TASK ITEM
Starting at the line that contains "Decode this image", quote every line through the end of the entries, word for word, skipping the pictures.

PROVIDED DATA
________________________________________
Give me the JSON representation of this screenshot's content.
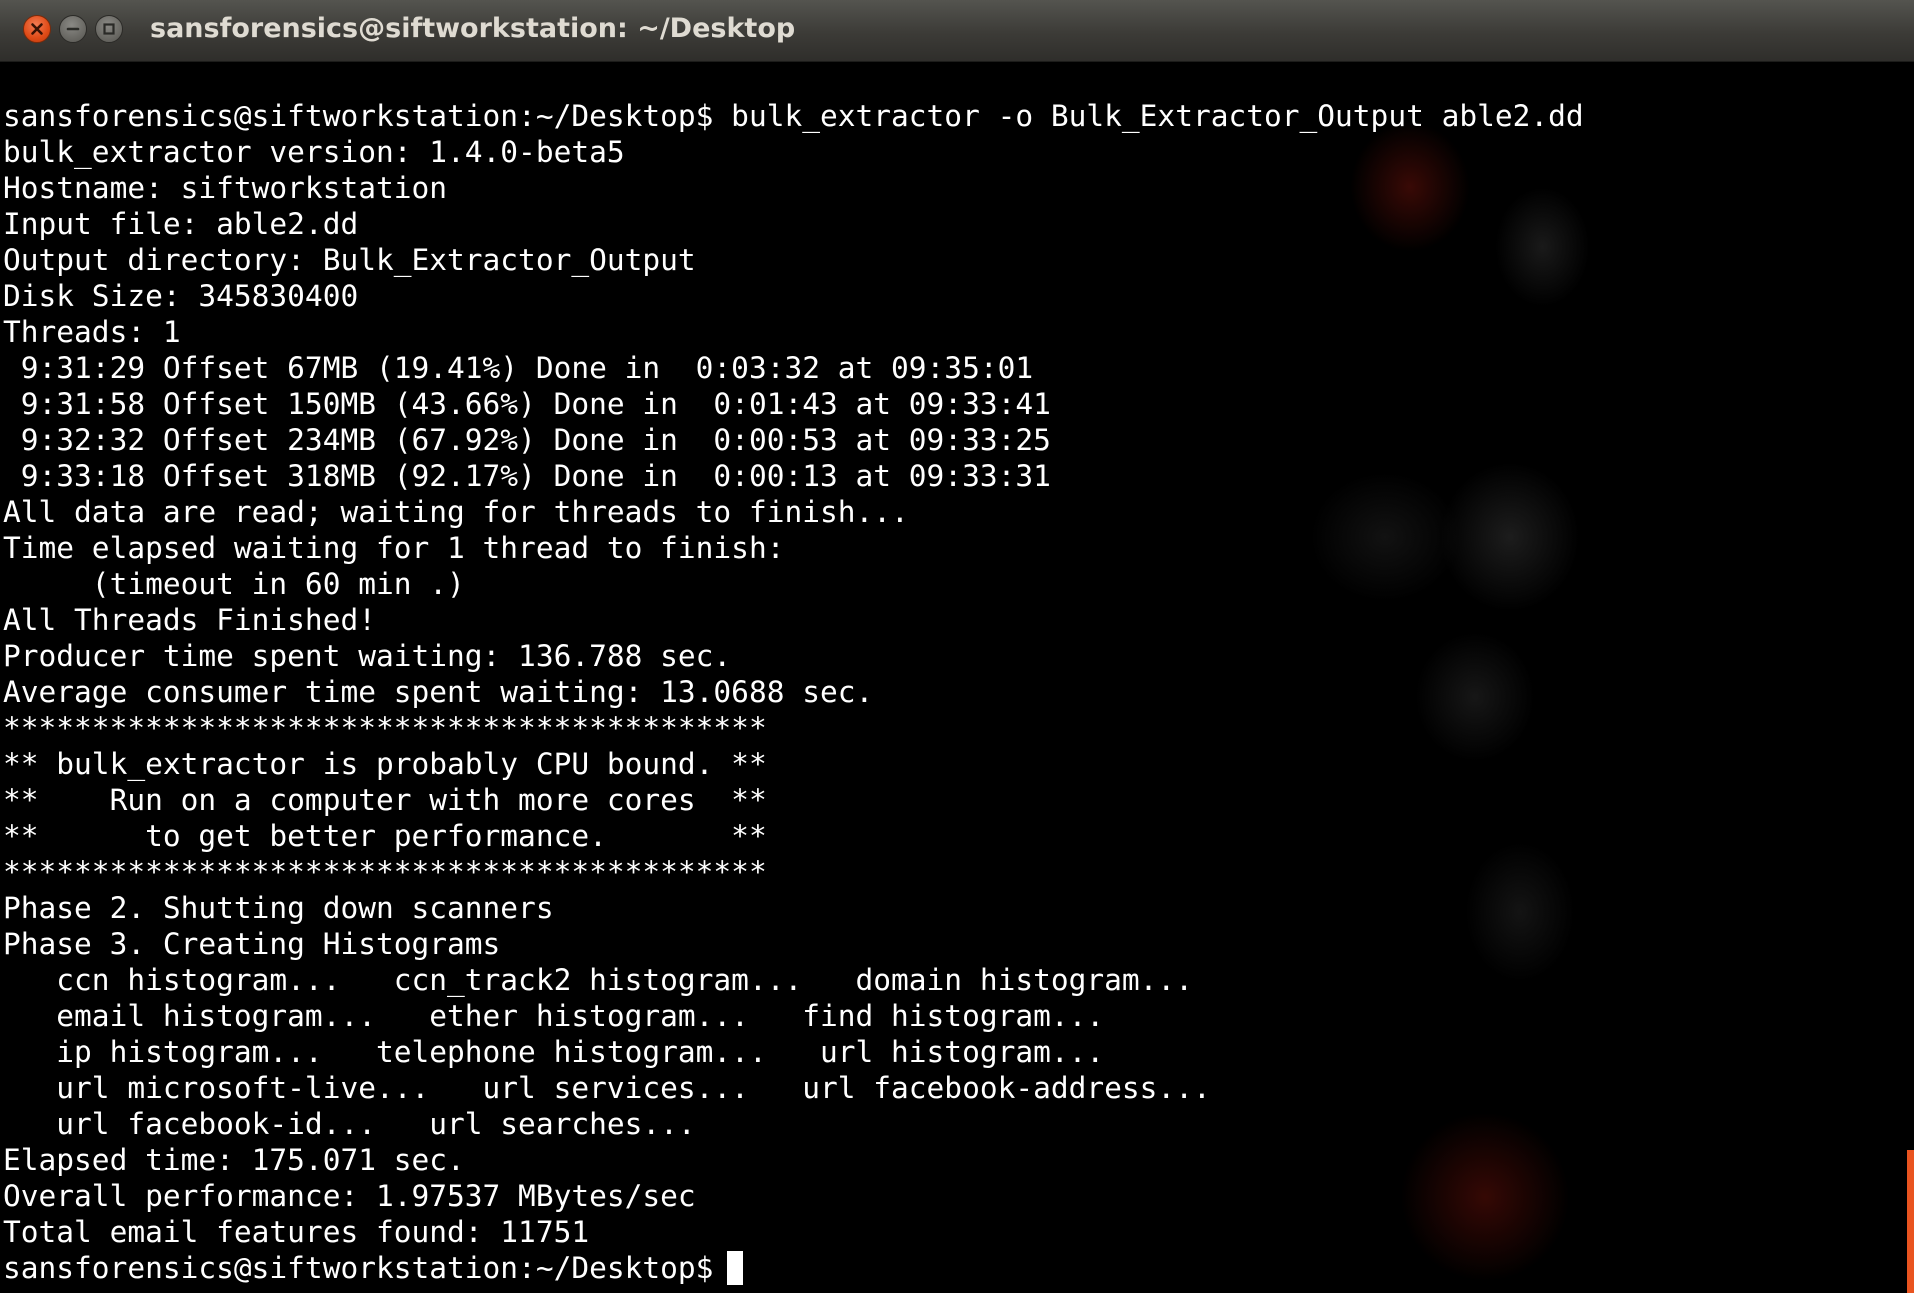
{
  "window": {
    "title": "sansforensics@siftworkstation: ~/Desktop"
  },
  "terminal": {
    "lines": [
      "sansforensics@siftworkstation:~/Desktop$ bulk_extractor -o Bulk_Extractor_Output able2.dd",
      "bulk_extractor version: 1.4.0-beta5",
      "Hostname: siftworkstation",
      "Input file: able2.dd",
      "Output directory: Bulk_Extractor_Output",
      "Disk Size: 345830400",
      "Threads: 1",
      " 9:31:29 Offset 67MB (19.41%) Done in  0:03:32 at 09:35:01",
      " 9:31:58 Offset 150MB (43.66%) Done in  0:01:43 at 09:33:41",
      " 9:32:32 Offset 234MB (67.92%) Done in  0:00:53 at 09:33:25",
      " 9:33:18 Offset 318MB (92.17%) Done in  0:00:13 at 09:33:31",
      "All data are read; waiting for threads to finish...",
      "Time elapsed waiting for 1 thread to finish:",
      "     (timeout in 60 min .)",
      "All Threads Finished!",
      "Producer time spent waiting: 136.788 sec.",
      "Average consumer time spent waiting: 13.0688 sec.",
      "*******************************************",
      "** bulk_extractor is probably CPU bound. **",
      "**    Run on a computer with more cores  **",
      "**      to get better performance.       **",
      "*******************************************",
      "Phase 2. Shutting down scanners",
      "Phase 3. Creating Histograms",
      "   ccn histogram...   ccn_track2 histogram...   domain histogram...",
      "   email histogram...   ether histogram...   find histogram...",
      "   ip histogram...   telephone histogram...   url histogram...",
      "   url microsoft-live...   url services...   url facebook-address...",
      "   url facebook-id...   url searches...",
      "Elapsed time: 175.071 sec.",
      "Overall performance: 1.97537 MBytes/sec",
      "Total email features found: 11751"
    ],
    "prompt": "sansforensics@siftworkstation:~/Desktop$"
  },
  "icons": {
    "close": "close-icon",
    "minimize": "minimize-icon",
    "maximize": "maximize-icon"
  },
  "colors": {
    "terminal_bg": "#000000",
    "terminal_fg": "#ffffff",
    "titlebar_bg": "#3c3b37",
    "title_fg": "#dfdbd2",
    "close_button": "#df4a16"
  }
}
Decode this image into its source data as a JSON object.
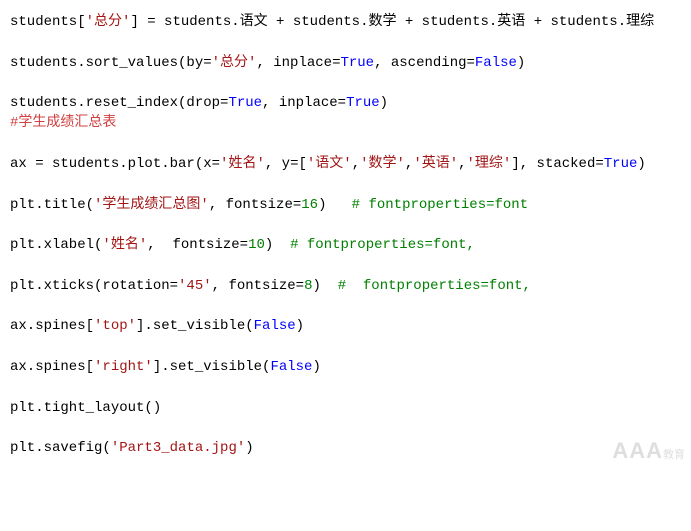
{
  "watermark": "AAA",
  "watermark_sub": "教育",
  "code": {
    "l1": {
      "a": "students[",
      "s1": "'总分'",
      "b": "] = students.语文 + students.数学 + students.英语 + students.理综"
    },
    "l2": {
      "a": "students.sort_values(by=",
      "s1": "'总分'",
      "b": ", inplace=",
      "k1": "True",
      "c": ", ascending=",
      "k2": "False",
      "d": ")"
    },
    "l3": {
      "a": "students.reset_index(drop=",
      "k1": "True",
      "b": ", inplace=",
      "k2": "True",
      "c": ")"
    },
    "l4": {
      "c": "#学生成绩汇总表"
    },
    "l5": {
      "a": "ax = students.plot.bar(x=",
      "s1": "'姓名'",
      "b": ", y=[",
      "s2": "'语文'",
      "c": ",",
      "s3": "'数学'",
      "d": ",",
      "s4": "'英语'",
      "e": ",",
      "s5": "'理综'",
      "f": "], stacked=",
      "k1": "True",
      "g": ")"
    },
    "l6": {
      "a": "plt.title(",
      "s1": "'学生成绩汇总图'",
      "b": ", fontsize=",
      "n1": "16",
      "c": ")   ",
      "cm": "# fontproperties=font"
    },
    "l7": {
      "a": "plt.xlabel(",
      "s1": "'姓名'",
      "b": ",  fontsize=",
      "n1": "10",
      "c": ")  ",
      "cm": "# fontproperties=font,"
    },
    "l8": {
      "a": "plt.xticks(rotation=",
      "s1": "'45'",
      "b": ", fontsize=",
      "n1": "8",
      "c": ")  ",
      "cm": "#  fontproperties=font,"
    },
    "l9": {
      "a": "ax.spines[",
      "s1": "'top'",
      "b": "].set_visible(",
      "k1": "False",
      "c": ")"
    },
    "l10": {
      "a": "ax.spines[",
      "s1": "'right'",
      "b": "].set_visible(",
      "k1": "False",
      "c": ")"
    },
    "l11": {
      "a": "plt.tight_layout()"
    },
    "l12": {
      "a": "plt.savefig(",
      "s1": "'Part3_data.jpg'",
      "b": ")"
    }
  }
}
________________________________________
OUTPUT FOR THIS TASK
Decode this image into its source data as a JSON object.
{
  "watermark": "AAA",
  "watermark_sub": "教育",
  "code": {
    "l1": {
      "a": "students[",
      "s1": "'总分'",
      "b": "] = students.语文 + students.数学 + students.英语 + students.理综"
    },
    "l2": {
      "a": "students.sort_values(by=",
      "s1": "'总分'",
      "b": ", inplace=",
      "k1": "True",
      "c": ", ascending=",
      "k2": "False",
      "d": ")"
    },
    "l3": {
      "a": "students.reset_index(drop=",
      "k1": "True",
      "b": ", inplace=",
      "k2": "True",
      "c": ")"
    },
    "l4": {
      "c": "#学生成绩汇总表"
    },
    "l5": {
      "a": "ax = students.plot.bar(x=",
      "s1": "'姓名'",
      "b": ", y=[",
      "s2": "'语文'",
      "c": ",",
      "s3": "'数学'",
      "d": ",",
      "s4": "'英语'",
      "e": ",",
      "s5": "'理综'",
      "f": "], stacked=",
      "k1": "True",
      "g": ")"
    },
    "l6": {
      "a": "plt.title(",
      "s1": "'学生成绩汇总图'",
      "b": ", fontsize=",
      "n1": "16",
      "c": ")   ",
      "cm": "# fontproperties=font"
    },
    "l7": {
      "a": "plt.xlabel(",
      "s1": "'姓名'",
      "b": ",  fontsize=",
      "n1": "10",
      "c": ")  ",
      "cm": "# fontproperties=font,"
    },
    "l8": {
      "a": "plt.xticks(rotation=",
      "s1": "'45'",
      "b": ", fontsize=",
      "n1": "8",
      "c": ")  ",
      "cm": "#  fontproperties=font,"
    },
    "l9": {
      "a": "ax.spines[",
      "s1": "'top'",
      "b": "].set_visible(",
      "k1": "False",
      "c": ")"
    },
    "l10": {
      "a": "ax.spines[",
      "s1": "'right'",
      "b": "].set_visible(",
      "k1": "False",
      "c": ")"
    },
    "l11": {
      "a": "plt.tight_layout()"
    },
    "l12": {
      "a": "plt.savefig(",
      "s1": "'Part3_data.jpg'",
      "b": ")"
    }
  }
}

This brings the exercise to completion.